▶ Task statement
Anywhere the string "label" shows up in the listing below, copy the line it is in.

▶ The input
Start of Block

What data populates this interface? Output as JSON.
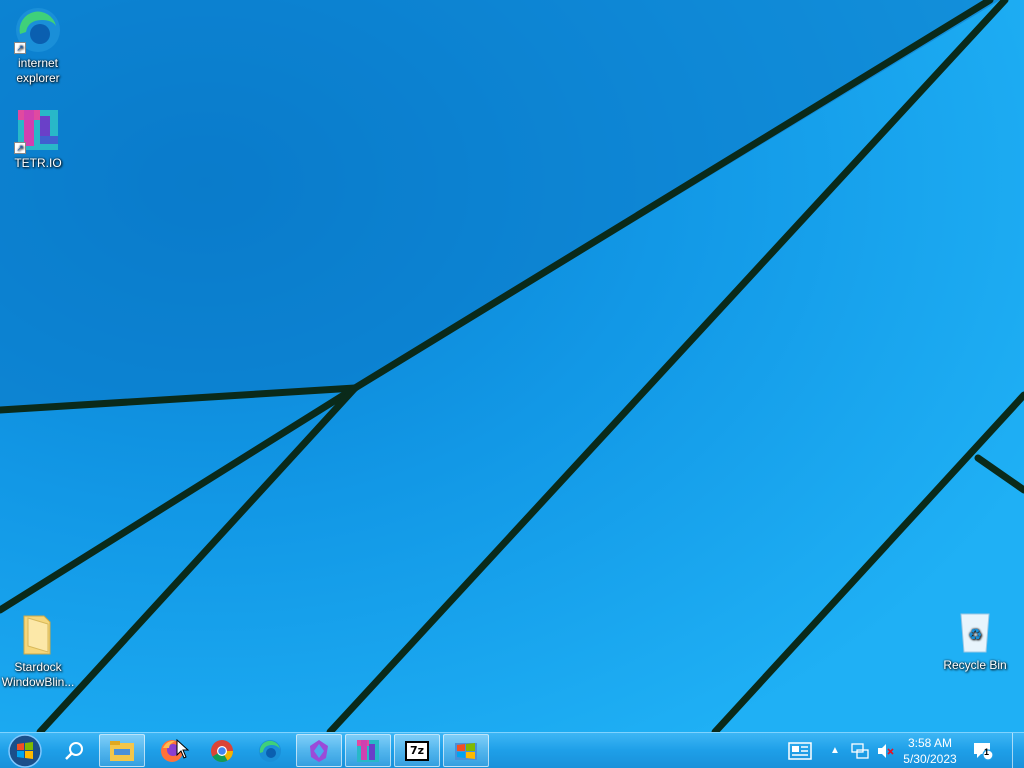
{
  "desktop": {
    "icons": [
      {
        "name": "internet-explorer-shortcut",
        "label": "internet explorer"
      },
      {
        "name": "tetrio-shortcut",
        "label": "TETR.IO"
      },
      {
        "name": "stardock-windowblinds-folder",
        "label": "Stardock WindowBlin..."
      },
      {
        "name": "recycle-bin",
        "label": "Recycle Bin"
      }
    ]
  },
  "taskbar": {
    "start_icon": "windows-start-icon",
    "search_icon": "search-icon",
    "pinned_apps": [
      {
        "name": "file-explorer",
        "icon": "folder-icon",
        "active": true
      },
      {
        "name": "firefox",
        "icon": "firefox-icon",
        "active": false
      },
      {
        "name": "chrome",
        "icon": "chrome-icon",
        "active": false
      },
      {
        "name": "edge",
        "icon": "edge-icon",
        "active": false
      },
      {
        "name": "app-purple",
        "icon": "purple-app-icon",
        "active": true
      },
      {
        "name": "tetrio",
        "icon": "tetrio-icon",
        "active": true
      },
      {
        "name": "7zip",
        "icon": "7zip-icon",
        "label": "7z",
        "active": true
      },
      {
        "name": "windows-explorer-alt",
        "icon": "windows-icon",
        "active": true
      }
    ],
    "tray": {
      "clock_time": "3:58 AM",
      "clock_date": "5/30/2023",
      "notification_count": "1"
    }
  },
  "colors": {
    "wallpaper": "#1a9ae6",
    "taskbar": "#1e9fe8",
    "lines": "#0a2a1a"
  }
}
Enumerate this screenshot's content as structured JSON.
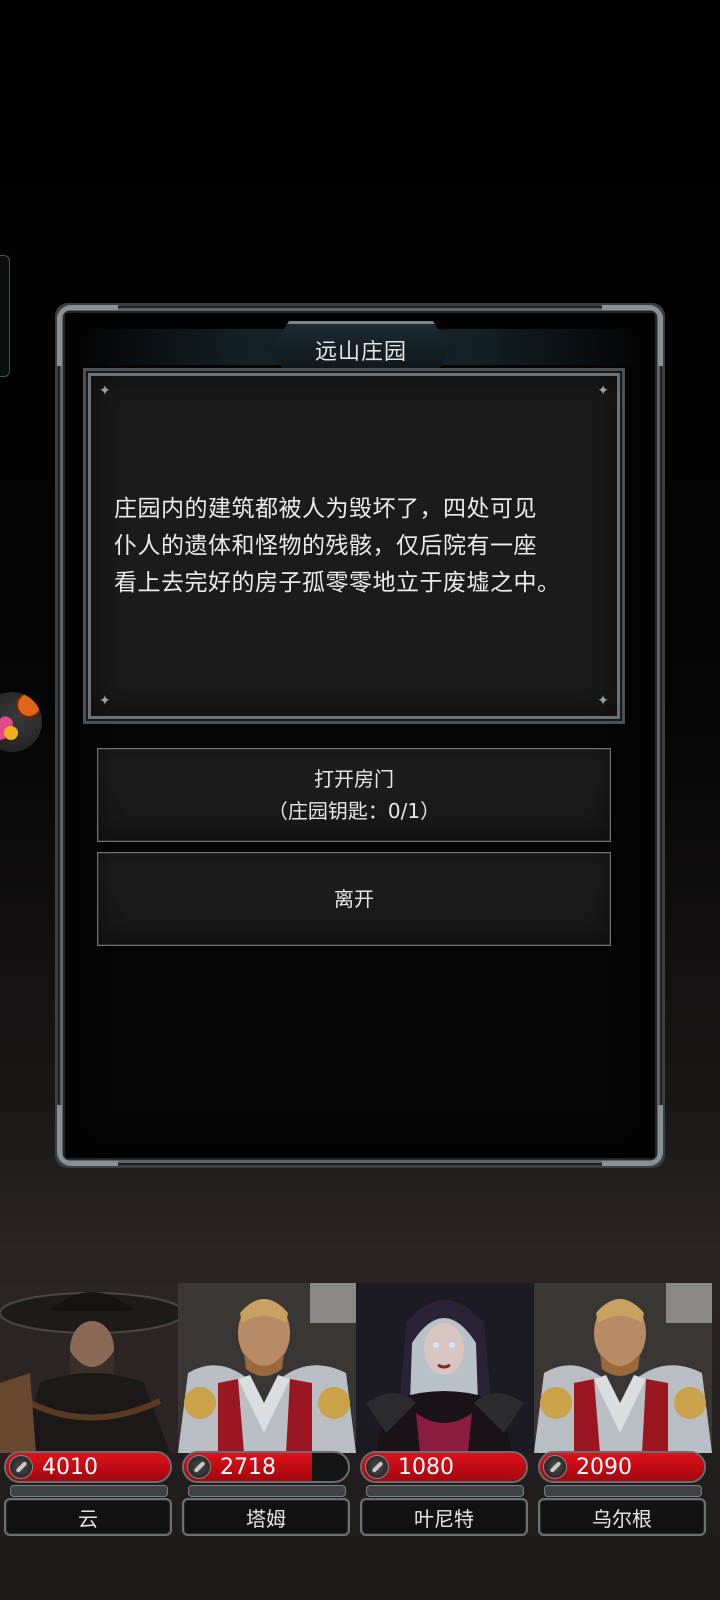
{
  "dialog": {
    "title": "远山庄园",
    "description_lines": [
      "庄园内的建筑都被人为毁坏了，四处可见",
      "仆人的遗体和怪物的残骸，仅后院有一座",
      "看上去完好的房子孤零零地立于废墟之中。"
    ],
    "options": [
      {
        "label": "打开房门",
        "requirement": "（庄园钥匙：0/1）"
      },
      {
        "label": "离开"
      }
    ]
  },
  "party": [
    {
      "name": "云",
      "hp": "4010",
      "hp_fill": 1.0
    },
    {
      "name": "塔姆",
      "hp": "2718",
      "hp_fill": 0.78
    },
    {
      "name": "叶尼特",
      "hp": "1080",
      "hp_fill": 1.0
    },
    {
      "name": "乌尔根",
      "hp": "2090",
      "hp_fill": 1.0
    }
  ],
  "colors": {
    "hp_red": "#d0101a",
    "frame_steel": "#6b7276"
  }
}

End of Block

▶ Response to the task
        "label": "internet explorer"
        "label": "TETR.IO"
        "label": "Stardock WindowBlin..."
        "label": "Recycle Bin"
        "label": "7z",
        "label": "打开房门",
        "label": "离开"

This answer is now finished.